■ Exercise prompt
Below are records to be repeated in full. Give them exactly.

■ Web page and app entries
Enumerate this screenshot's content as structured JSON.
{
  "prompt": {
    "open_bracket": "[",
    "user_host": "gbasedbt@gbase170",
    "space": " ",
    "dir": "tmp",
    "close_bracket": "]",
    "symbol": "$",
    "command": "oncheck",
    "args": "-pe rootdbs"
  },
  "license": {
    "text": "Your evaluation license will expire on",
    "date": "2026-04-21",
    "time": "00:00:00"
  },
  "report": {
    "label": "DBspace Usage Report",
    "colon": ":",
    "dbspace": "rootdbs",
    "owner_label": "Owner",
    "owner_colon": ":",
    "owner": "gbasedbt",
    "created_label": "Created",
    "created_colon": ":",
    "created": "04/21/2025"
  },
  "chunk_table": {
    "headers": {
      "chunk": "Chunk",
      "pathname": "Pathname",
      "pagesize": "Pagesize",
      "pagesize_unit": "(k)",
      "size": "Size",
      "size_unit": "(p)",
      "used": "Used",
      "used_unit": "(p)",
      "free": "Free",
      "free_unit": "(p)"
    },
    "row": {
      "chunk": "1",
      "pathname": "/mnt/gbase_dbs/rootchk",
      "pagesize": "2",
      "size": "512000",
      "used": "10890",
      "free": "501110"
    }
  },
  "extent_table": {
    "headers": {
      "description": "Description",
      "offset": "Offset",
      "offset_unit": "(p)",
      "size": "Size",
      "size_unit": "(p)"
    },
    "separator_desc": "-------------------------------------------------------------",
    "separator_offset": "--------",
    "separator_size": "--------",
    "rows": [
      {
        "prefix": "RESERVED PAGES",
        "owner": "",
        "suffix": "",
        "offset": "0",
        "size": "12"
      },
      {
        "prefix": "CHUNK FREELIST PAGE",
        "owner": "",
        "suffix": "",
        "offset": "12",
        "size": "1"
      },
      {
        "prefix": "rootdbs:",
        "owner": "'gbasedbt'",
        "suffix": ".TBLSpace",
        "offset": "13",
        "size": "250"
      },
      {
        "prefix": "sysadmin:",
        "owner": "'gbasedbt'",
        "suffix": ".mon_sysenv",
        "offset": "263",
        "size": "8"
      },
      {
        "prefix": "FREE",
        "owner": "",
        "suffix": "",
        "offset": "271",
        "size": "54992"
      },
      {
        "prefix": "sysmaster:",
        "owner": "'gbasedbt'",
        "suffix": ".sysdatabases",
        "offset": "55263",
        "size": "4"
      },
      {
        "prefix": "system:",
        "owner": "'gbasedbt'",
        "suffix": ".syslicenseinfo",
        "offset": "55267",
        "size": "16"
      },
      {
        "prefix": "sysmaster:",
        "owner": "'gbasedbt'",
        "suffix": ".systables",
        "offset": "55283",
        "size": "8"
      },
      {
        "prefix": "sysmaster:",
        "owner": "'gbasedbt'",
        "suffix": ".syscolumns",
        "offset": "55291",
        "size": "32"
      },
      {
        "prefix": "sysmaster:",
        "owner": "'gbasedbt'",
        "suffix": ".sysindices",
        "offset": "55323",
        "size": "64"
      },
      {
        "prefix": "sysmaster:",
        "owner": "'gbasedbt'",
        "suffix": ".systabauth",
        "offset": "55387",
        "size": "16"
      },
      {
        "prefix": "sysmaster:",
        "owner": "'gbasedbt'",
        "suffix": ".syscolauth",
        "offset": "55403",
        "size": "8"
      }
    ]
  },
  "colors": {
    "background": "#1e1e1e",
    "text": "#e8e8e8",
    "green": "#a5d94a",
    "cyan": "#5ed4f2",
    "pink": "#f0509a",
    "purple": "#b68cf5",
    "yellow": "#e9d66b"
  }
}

■ The answer
Enumerate this screenshot's content as structured JSON.
{
  "prompt": {
    "open_bracket": "[",
    "user_host": "gbasedbt@gbase170",
    "space": " ",
    "dir": "tmp",
    "close_bracket": "]",
    "symbol": "$",
    "command": "oncheck",
    "args": "-pe rootdbs"
  },
  "license": {
    "text": "Your evaluation license will expire on",
    "date": "2026-04-21",
    "time": "00:00:00"
  },
  "report": {
    "label": "DBspace Usage Report",
    "colon": ":",
    "dbspace": "rootdbs",
    "owner_label": "Owner",
    "owner_colon": ":",
    "owner": "gbasedbt",
    "created_label": "Created",
    "created_colon": ":",
    "created": "04/21/2025"
  },
  "chunk_table": {
    "headers": {
      "chunk": "Chunk",
      "pathname": "Pathname",
      "pagesize": "Pagesize",
      "pagesize_unit": "(k)",
      "size": "Size",
      "size_unit": "(p)",
      "used": "Used",
      "used_unit": "(p)",
      "free": "Free",
      "free_unit": "(p)"
    },
    "row": {
      "chunk": "1",
      "pathname": "/mnt/gbase_dbs/rootchk",
      "pagesize": "2",
      "size": "512000",
      "used": "10890",
      "free": "501110"
    }
  },
  "extent_table": {
    "headers": {
      "description": "Description",
      "offset": "Offset",
      "offset_unit": "(p)",
      "size": "Size",
      "size_unit": "(p)"
    },
    "separator_desc": "-------------------------------------------------------------",
    "separator_offset": "--------",
    "separator_size": "--------",
    "rows": [
      {
        "prefix": "RESERVED PAGES",
        "owner": "",
        "suffix": "",
        "offset": "0",
        "size": "12"
      },
      {
        "prefix": "CHUNK FREELIST PAGE",
        "owner": "",
        "suffix": "",
        "offset": "12",
        "size": "1"
      },
      {
        "prefix": "rootdbs:",
        "owner": "'gbasedbt'",
        "suffix": ".TBLSpace",
        "offset": "13",
        "size": "250"
      },
      {
        "prefix": "sysadmin:",
        "owner": "'gbasedbt'",
        "suffix": ".mon_sysenv",
        "offset": "263",
        "size": "8"
      },
      {
        "prefix": "FREE",
        "owner": "",
        "suffix": "",
        "offset": "271",
        "size": "54992"
      },
      {
        "prefix": "sysmaster:",
        "owner": "'gbasedbt'",
        "suffix": ".sysdatabases",
        "offset": "55263",
        "size": "4"
      },
      {
        "prefix": "system:",
        "owner": "'gbasedbt'",
        "suffix": ".syslicenseinfo",
        "offset": "55267",
        "size": "16"
      },
      {
        "prefix": "sysmaster:",
        "owner": "'gbasedbt'",
        "suffix": ".systables",
        "offset": "55283",
        "size": "8"
      },
      {
        "prefix": "sysmaster:",
        "owner": "'gbasedbt'",
        "suffix": ".syscolumns",
        "offset": "55291",
        "size": "32"
      },
      {
        "prefix": "sysmaster:",
        "owner": "'gbasedbt'",
        "suffix": ".sysindices",
        "offset": "55323",
        "size": "64"
      },
      {
        "prefix": "sysmaster:",
        "owner": "'gbasedbt'",
        "suffix": ".systabauth",
        "offset": "55387",
        "size": "16"
      },
      {
        "prefix": "sysmaster:",
        "owner": "'gbasedbt'",
        "suffix": ".syscolauth",
        "offset": "55403",
        "size": "8"
      }
    ]
  },
  "colors": {
    "background": "#1e1e1e",
    "text": "#e8e8e8",
    "green": "#a5d94a",
    "cyan": "#5ed4f2",
    "pink": "#f0509a",
    "purple": "#b68cf5",
    "yellow": "#e9d66b"
  }
}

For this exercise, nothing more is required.